I understand the concept of ‘balanced’ reporting because there are (a minimum of) two sides to every story.Â But reporters often approachÂ writing about homeschooling from both the human interest angle and the objective reporting angle.Â This combination makes reading many of the articles a mildly unsettling experience — you don’t know which way to cant your head while reading.Â
In many articles from newspapers and magazines from around the country,Â we’ve got the Happy Families angleÂ mixed in withÂ Scary Experiment That Needs Close Watching angle.Â The writer of the followingÂ article from North Carolina definitely seems to favor the Scary Experiment view of homeschooling, with aÂ half-hearted attempt to portray a Happy Family.
Up and Coming Magazine, Fayetteville, North Carolina, 16 August 2006, Home Sweet School:Â Teaching is often looked at as a thankless and difficult job, yet many Fayetteville families are beginning home schooling programs.
Many parents can be intimidated by the idea of being put solely responsible for their child’s education. How can anything be learned without a trained teacher standing feet away? Are there desks? Do the kids even bother getting out of their pajamas?
“I enjoy spending so much time with my children,” said Wiggs, who has three children who’ve been home schooled. “One thing I’d discovered is that I didn’t know my children the way I thought I did. When they came home we really got to know each other and became much closer.”
Later come three paragraphs from the “Advocates” viewpoint, ‘balanced’ by eight paragraphs from theÂ “Critics” viewpoint.
On the (questionably) plus side:
“Some people home school their kids because there are things they want them to learn which schools aren’t teaching them, and some do it because there are things in school that they don’t want them to learn,” said Hill. “It is generally a mix of those two elements.”
And then from the unimpressed side:
Home schooling is not without its critics. Some believe it is irresponsible to teach a child in an unstructured environment; that without structure, parents can teach their children anything. For example, some religiously-motivated parents may choose to ignore Darwin’s Theory of Evolution all together.
Home schooling can also be used as a tool of abuse, as without a child being regularly introduced to adults outside of their family, their ability to report what is happening to them in their home life becomes limited.
“We, as a public school, have to meet the same criteria as other schools, we are accountable for what we do,” said Slocum. “We can’t just hide test results, we have standards to meet in order to help kids learn.”
So, if, in the interest of balanced reporting,Â we’re going to include public school viewpoints in an article about homeschooling, it should only be fair, and balanced, to include homeschooling viewpoints in articles about the public schools.
Up and Coming Magazine, Fayetteville, North Carolina, 6 September 2006, Going Back To School
School is back in session and Spring Lake is celebrating the beginning of the semester with a few events.

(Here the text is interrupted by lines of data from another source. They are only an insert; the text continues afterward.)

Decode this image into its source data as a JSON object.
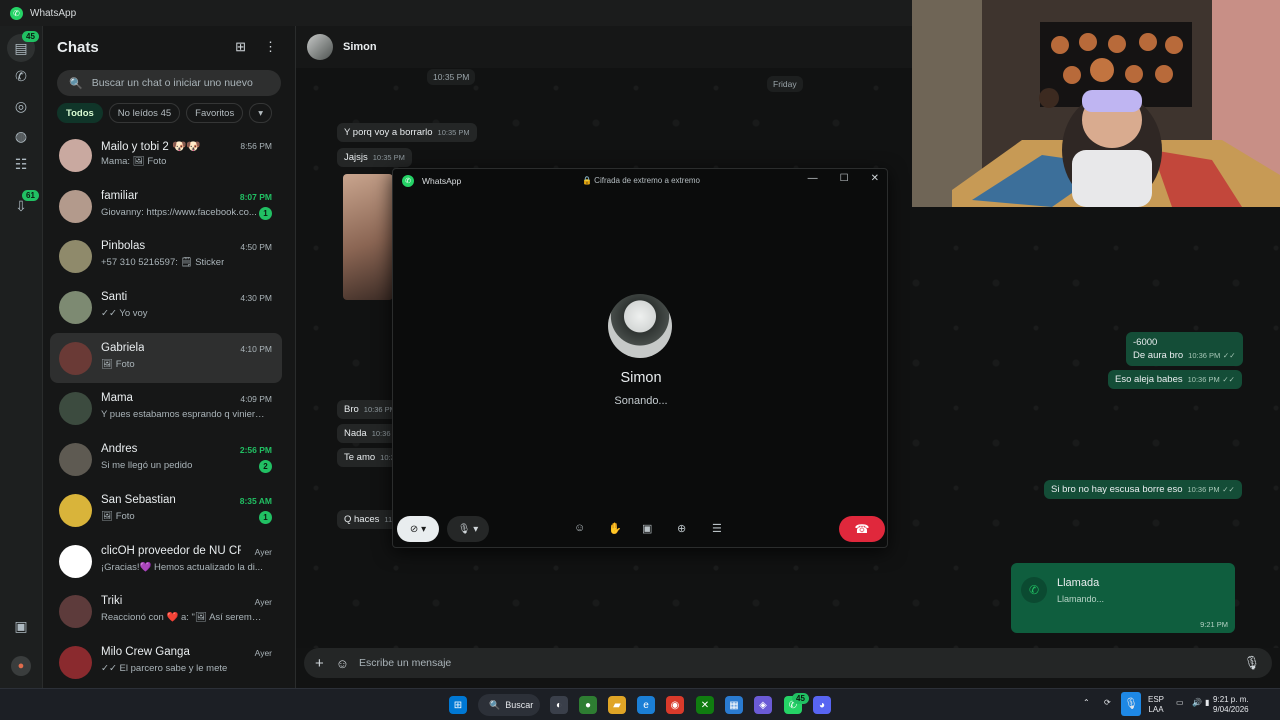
{
  "window": {
    "title": "WhatsApp"
  },
  "rail": {
    "chats_badge": "45",
    "updates_badge": "61"
  },
  "chats_panel": {
    "title": "Chats",
    "search_placeholder": "Buscar un chat o iniciar uno nuevo",
    "filters": [
      "Todos",
      "No leídos 45",
      "Favoritos"
    ],
    "items": [
      {
        "name": "Mailo y tobi 2 🐶🐶",
        "time": "8:56 PM",
        "preview": "Mama: 🖼 Foto",
        "unread": "",
        "color": "#c9a9a0"
      },
      {
        "name": "familiar",
        "time": "8:07 PM",
        "preview": "Giovanny: https://www.facebook.co...",
        "unread": "1",
        "color": "#b39a8c"
      },
      {
        "name": "Pinbolas",
        "time": "4:50 PM",
        "preview": "+57 310 5216597: 🗒 Sticker",
        "unread": "",
        "color": "#8f8a6b"
      },
      {
        "name": "Santi",
        "time": "4:30 PM",
        "preview": "✓✓ Yo voy",
        "unread": "",
        "color": "#7d8a72"
      },
      {
        "name": "Gabriela",
        "time": "4:10 PM",
        "preview": "🖼 Foto",
        "unread": "",
        "color": "#6a3a36"
      },
      {
        "name": "Mama",
        "time": "4:09 PM",
        "preview": "Y pues estabamos esprando q viniera ...",
        "unread": "",
        "color": "#3c4b3f"
      },
      {
        "name": "Andres",
        "time": "2:56 PM",
        "preview": "Si me llegó un pedido",
        "unread": "2",
        "color": "#5e5a52"
      },
      {
        "name": "San Sebastian",
        "time": "8:35 AM",
        "preview": "🖼 Foto",
        "unread": "1",
        "color": "#d9b43a"
      },
      {
        "name": "clicOH proveedor de NU CF",
        "time": "Ayer",
        "preview": "¡Gracias!💜 Hemos actualizado la di...",
        "unread": "",
        "color": "#ffffff"
      },
      {
        "name": "Triki",
        "time": "Ayer",
        "preview": "Reaccionó con ❤️ a: \"🖼 Así seremos...",
        "unread": "",
        "color": "#5d3b3b"
      },
      {
        "name": "Milo Crew Ganga",
        "time": "Ayer",
        "preview": "✓✓ El parcero sabe y le mete",
        "unread": "",
        "color": "#8a2a2e"
      }
    ]
  },
  "conversation": {
    "contact": "Simon",
    "date_pills": [
      "10:35 PM",
      "Friday"
    ],
    "incoming": [
      {
        "text": "Y porq voy a borrarlo",
        "time": "10:35 PM"
      },
      {
        "text": "Jajsjs",
        "time": "10:35 PM"
      },
      {
        "text": "Bro",
        "time": "10:36 PM"
      },
      {
        "text": "Nada",
        "time": "10:36 PM"
      },
      {
        "text": "Te amo",
        "time": "10:36 PM"
      },
      {
        "text": "Q haces",
        "time": "11:..."
      }
    ],
    "outgoing": [
      {
        "line1": "-6000",
        "line2": "De aura bro",
        "time": "10:36 PM"
      },
      {
        "text": "Eso aleja babes",
        "time": "10:36 PM"
      },
      {
        "text": "Si bro no hay escusa borre eso",
        "time": "10:36 PM"
      }
    ],
    "call_card": {
      "title": "Llamada",
      "status": "Llamando...",
      "time": "9:21 PM"
    },
    "composer_placeholder": "Escribe un mensaje"
  },
  "call_window": {
    "app": "WhatsApp",
    "encryption": "🔒 Cifrada de extremo a extremo",
    "contact": "Simon",
    "status": "Sonando..."
  },
  "taskbar": {
    "search_label": "Buscar",
    "whatsapp_badge": "45",
    "lang": "ESP",
    "layout": "LAA",
    "time": "9:21 p. m.",
    "date": "9/04/2026"
  }
}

The Greater Spring Lake Optimist Club “Bringing Out the Best in Kids” Golf Tournament, the new Community and Family Fun Day, the Opening Day of Fall Sports, the Fall Clean-up Campaign, and the opening of the Spring Lake Multi-purpose Community Center are just a couple of the happenings this fall.
Nope, no homeschool opinion there.
Up and Coming Magazine, Fayetteville, North Carolina, 28 August 2006, Back To School
Every year there are basically two console football games that the sports video game crowd look forward to: Madden and NCAA. While Madden has been the hotter product of the two, NCAA has slowly but surely made a name for itself. This year the franchise takes a nice leap forward into the end zone for a huge score, and the guys over at Madden may want to pay attention.
These two ‘back to school’Â articles at the same site that skewered homeschooling don’t even mention the schools that the local kids are going back to, much less the education the kids will be getting, so it isn’t a surprise that homeschooling opinionsÂ about ‘back to school’ weren’t included. Â The tenor ofÂ Up and Coming MagazineÂ is moreÂ from the ‘county life’ viewpoint, so why theÂ ‘investigative reporter’Â postureÂ about homeschooling?
Homeschoolers are not foreigners invading communities.Â They’re the same people who’ve been there all along, and paying taxes to support those local schools, too.Â
If any opinions about the other guy’s way of schooling should be sought out for ‘fair balance,’Â they should be the opinions of taxpayers about public facilities, and not bureaucrat’s opinions about the people funding them.